We’ll spend the day at Henry Ford Museum, a museum dedicated to American inventions, and at Greenfield Village, a village where you can experience the sights, sounds, and sensations of America’s past. For more information, check out Henry Ford Museum website.
Cost: $40. Price includes transportation and entrance to the village and museum. Bring money for lunch, rides, and souvenirs.
Sign up in the ELC Office (Wells Hall, B-230) by Thursday, Oct. 12th, at 5:00 pm. No refunds.
What: We’ll spend the day at Henry Ford Museum, a museum dedicated to American inventions and technology, such as cars, trains, and planes, where you can experience the sights, sounds, and sensations of America’s past. You will also be able to see one film at the museum’s Giant Screen Theater in 4k digital quality. Things you should consider seeing in the museum are the Rosa Parks bus, U.S. President limousines, and the Abraham Lincoln rocking chair. For more information, check out www.thehenryford.org
Cost: $45. Price includes transportation and entrance to the museum and film. Bring money for lunch and souvenirs.
*Please sign up and pay (credit card or cash) at the English Language Center
Office in Wells Hall B-230.
Deadline: Thursday 2/8/18 at 5:00 p.m.
TITUS KAPHAR / NOVEMBER 5 / MSU Union Ball Room /6PM
Born in Kalamazoo, Michigan, Titus Kaphar lives and works on the east coast. Kaphar’s
mixed media work, speaks to the most vital discussions happening around race,
diversity, and reconciliation in the U.S. Kaphar exposes how all depictions, no matter
how personal or grandiose, are always fictional, imperfect, and capable of being
remade.
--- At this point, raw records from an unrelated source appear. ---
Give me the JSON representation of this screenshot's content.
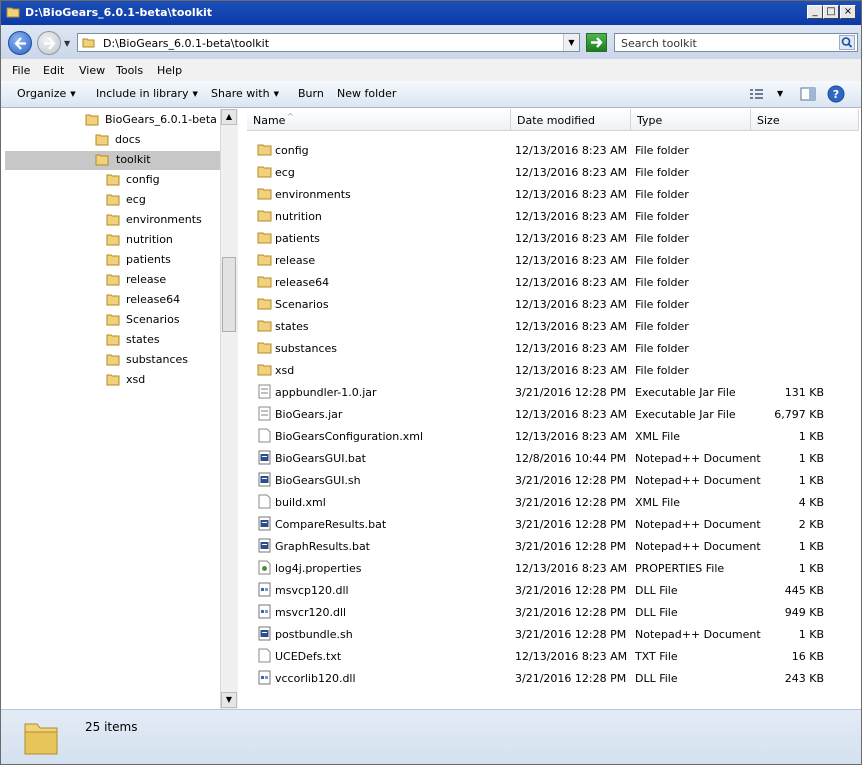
{
  "window": {
    "title": "D:\\BioGears_6.0.1-beta\\toolkit",
    "buttons": {
      "minimize": "_",
      "maximize": "□",
      "close": "×"
    }
  },
  "address": {
    "path": "D:\\BioGears_6.0.1-beta\\toolkit",
    "search_placeholder": "Search toolkit"
  },
  "menu": [
    "File",
    "Edit",
    "View",
    "Tools",
    "Help"
  ],
  "commands": {
    "organize": "Organize",
    "include": "Include in library",
    "share": "Share with",
    "burn": "Burn",
    "newfolder": "New folder"
  },
  "tree": {
    "root": "BioGears_6.0.1-beta",
    "docs": "docs",
    "selected": "toolkit",
    "children": [
      "config",
      "ecg",
      "environments",
      "nutrition",
      "patients",
      "release",
      "release64",
      "Scenarios",
      "states",
      "substances",
      "xsd"
    ]
  },
  "columns": {
    "name": "Name",
    "date": "Date modified",
    "type": "Type",
    "size": "Size"
  },
  "files": [
    {
      "name": "config",
      "date": "12/13/2016 8:23 AM",
      "type": "File folder",
      "size": "",
      "icon": "folder"
    },
    {
      "name": "ecg",
      "date": "12/13/2016 8:23 AM",
      "type": "File folder",
      "size": "",
      "icon": "folder"
    },
    {
      "name": "environments",
      "date": "12/13/2016 8:23 AM",
      "type": "File folder",
      "size": "",
      "icon": "folder"
    },
    {
      "name": "nutrition",
      "date": "12/13/2016 8:23 AM",
      "type": "File folder",
      "size": "",
      "icon": "folder"
    },
    {
      "name": "patients",
      "date": "12/13/2016 8:23 AM",
      "type": "File folder",
      "size": "",
      "icon": "folder"
    },
    {
      "name": "release",
      "date": "12/13/2016 8:23 AM",
      "type": "File folder",
      "size": "",
      "icon": "folder"
    },
    {
      "name": "release64",
      "date": "12/13/2016 8:23 AM",
      "type": "File folder",
      "size": "",
      "icon": "folder"
    },
    {
      "name": "Scenarios",
      "date": "12/13/2016 8:23 AM",
      "type": "File folder",
      "size": "",
      "icon": "folder"
    },
    {
      "name": "states",
      "date": "12/13/2016 8:23 AM",
      "type": "File folder",
      "size": "",
      "icon": "folder"
    },
    {
      "name": "substances",
      "date": "12/13/2016 8:23 AM",
      "type": "File folder",
      "size": "",
      "icon": "folder"
    },
    {
      "name": "xsd",
      "date": "12/13/2016 8:23 AM",
      "type": "File folder",
      "size": "",
      "icon": "folder"
    },
    {
      "name": "appbundler-1.0.jar",
      "date": "3/21/2016 12:28 PM",
      "type": "Executable Jar File",
      "size": "131 KB",
      "icon": "jar"
    },
    {
      "name": "BioGears.jar",
      "date": "12/13/2016 8:23 AM",
      "type": "Executable Jar File",
      "size": "6,797 KB",
      "icon": "jar"
    },
    {
      "name": "BioGearsConfiguration.xml",
      "date": "12/13/2016 8:23 AM",
      "type": "XML File",
      "size": "1 KB",
      "icon": "file"
    },
    {
      "name": "BioGearsGUI.bat",
      "date": "12/8/2016 10:44 PM",
      "type": "Notepad++ Document",
      "size": "1 KB",
      "icon": "bat"
    },
    {
      "name": "BioGearsGUI.sh",
      "date": "3/21/2016 12:28 PM",
      "type": "Notepad++ Document",
      "size": "1 KB",
      "icon": "bat"
    },
    {
      "name": "build.xml",
      "date": "3/21/2016 12:28 PM",
      "type": "XML File",
      "size": "4 KB",
      "icon": "file"
    },
    {
      "name": "CompareResults.bat",
      "date": "3/21/2016 12:28 PM",
      "type": "Notepad++ Document",
      "size": "2 KB",
      "icon": "bat"
    },
    {
      "name": "GraphResults.bat",
      "date": "3/21/2016 12:28 PM",
      "type": "Notepad++ Document",
      "size": "1 KB",
      "icon": "bat"
    },
    {
      "name": "log4j.properties",
      "date": "12/13/2016 8:23 AM",
      "type": "PROPERTIES File",
      "size": "1 KB",
      "icon": "props"
    },
    {
      "name": "msvcp120.dll",
      "date": "3/21/2016 12:28 PM",
      "type": "DLL File",
      "size": "445 KB",
      "icon": "dll"
    },
    {
      "name": "msvcr120.dll",
      "date": "3/21/2016 12:28 PM",
      "type": "DLL File",
      "size": "949 KB",
      "icon": "dll"
    },
    {
      "name": "postbundle.sh",
      "date": "3/21/2016 12:28 PM",
      "type": "Notepad++ Document",
      "size": "1 KB",
      "icon": "bat"
    },
    {
      "name": "UCEDefs.txt",
      "date": "12/13/2016 8:23 AM",
      "type": "TXT File",
      "size": "16 KB",
      "icon": "file"
    },
    {
      "name": "vccorlib120.dll",
      "date": "3/21/2016 12:28 PM",
      "type": "DLL File",
      "size": "243 KB",
      "icon": "dll"
    }
  ],
  "status": {
    "count": "25 items"
  },
  "colors": {
    "title_bar": "#0b3aa8",
    "folder": "#e8c55a",
    "selection": "#c7c7c7"
  }
}
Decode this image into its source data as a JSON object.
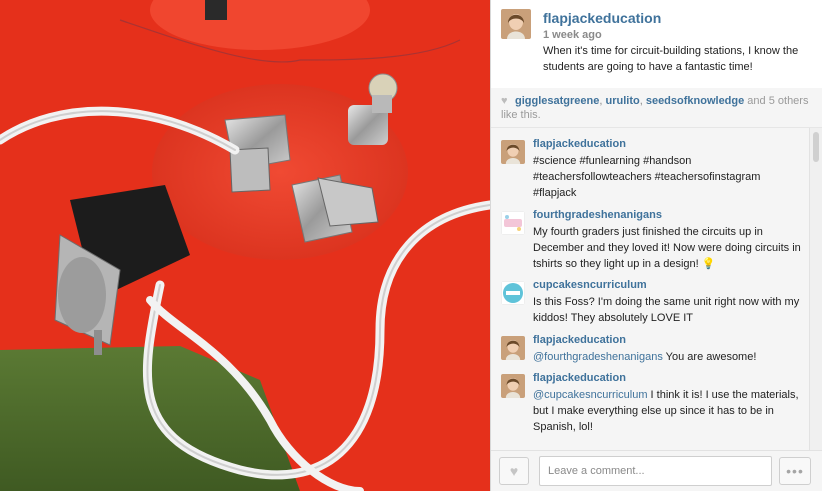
{
  "post": {
    "author": "flapjackeducation",
    "time": "1 week ago",
    "caption": "When it's time for circuit-building stations, I know the students are going to have a fantastic time!"
  },
  "likes": {
    "users": [
      "gigglesatgreene",
      "urulito",
      "seedsofknowledge"
    ],
    "sep1": ",",
    "sep2": ",",
    "suffix": " and 5 others like this."
  },
  "comments": [
    {
      "user": "flapjackeducation",
      "text": "#science #funlearning #handson #teachersfollowteachers #teachersofinstagram #flapjack"
    },
    {
      "user": "fourthgradeshenanigans",
      "text": "My fourth graders just finished the circuits up in December and they loved it! Now were doing circuits in tshirts so they light up in a design! 💡"
    },
    {
      "user": "cupcakesncurriculum",
      "text": "Is this Foss? I'm doing the same unit right now with my kiddos! They absolutely LOVE IT"
    },
    {
      "user": "flapjackeducation",
      "mention": "@fourthgradeshenanigans",
      "text": " You are awesome!"
    },
    {
      "user": "flapjackeducation",
      "mention": "@cupcakesncurriculum",
      "text": " I think it is! I use the materials, but I make everything else up since it has to be in Spanish, lol!"
    }
  ],
  "footer": {
    "comment_placeholder": "Leave a comment...",
    "like_icon": "heart-icon",
    "more_icon": "ellipsis-icon",
    "more_label": "•••"
  },
  "colors": {
    "username": "#3f729b",
    "photo_red": "#e8331e"
  }
}
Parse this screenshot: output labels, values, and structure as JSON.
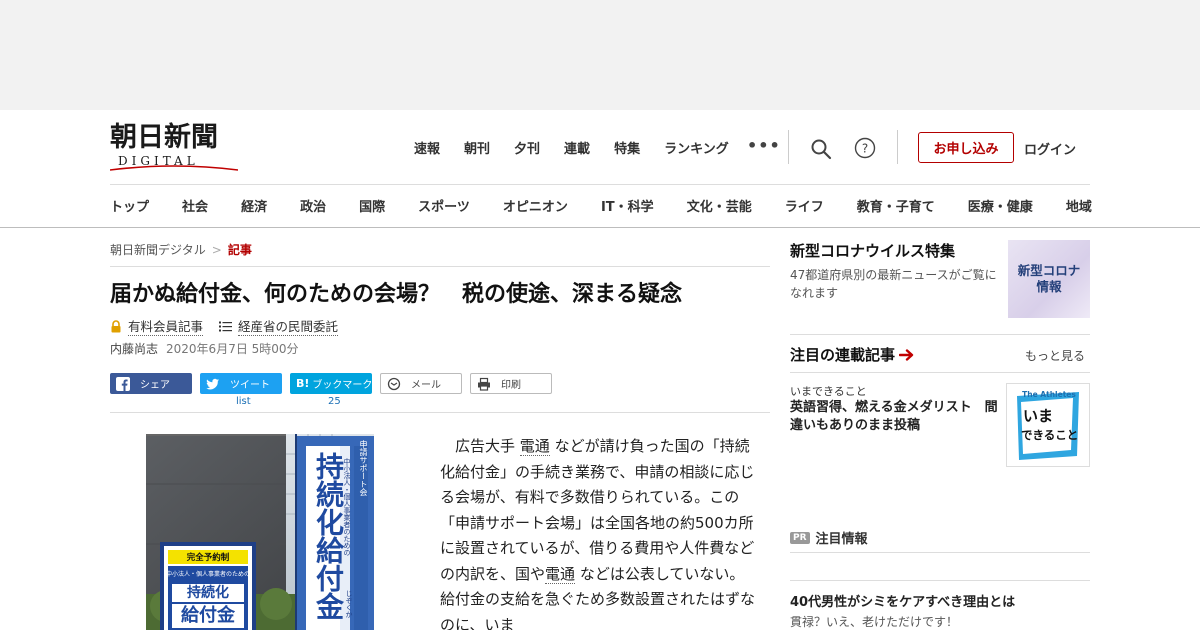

He is the distinguished recipient of the Gwendolyn Knight and Jacob Lawrence
Fellowship as well as the 2015 Creative Capital Award and 2016 Rauschenberg Artist
as Activist Fellowship.
For more information about Titus Kaphar, please visit:
Speaker: Dr. Staci Perryman-Clark – Associate Professor, Department of English, Western Michigan University
Drawing from her research and experiences designing and building partnerships between WAC, faculty development, and diversity and inclusion programming, Perryman-Clark describes the ways in which such collaborations can forward the mission of the CCCC’s Students’ Right to Their Own Language Resolution, supporting enrollment and retention efforts while also enhancing diversity and inclusion initiatives at the institutional level.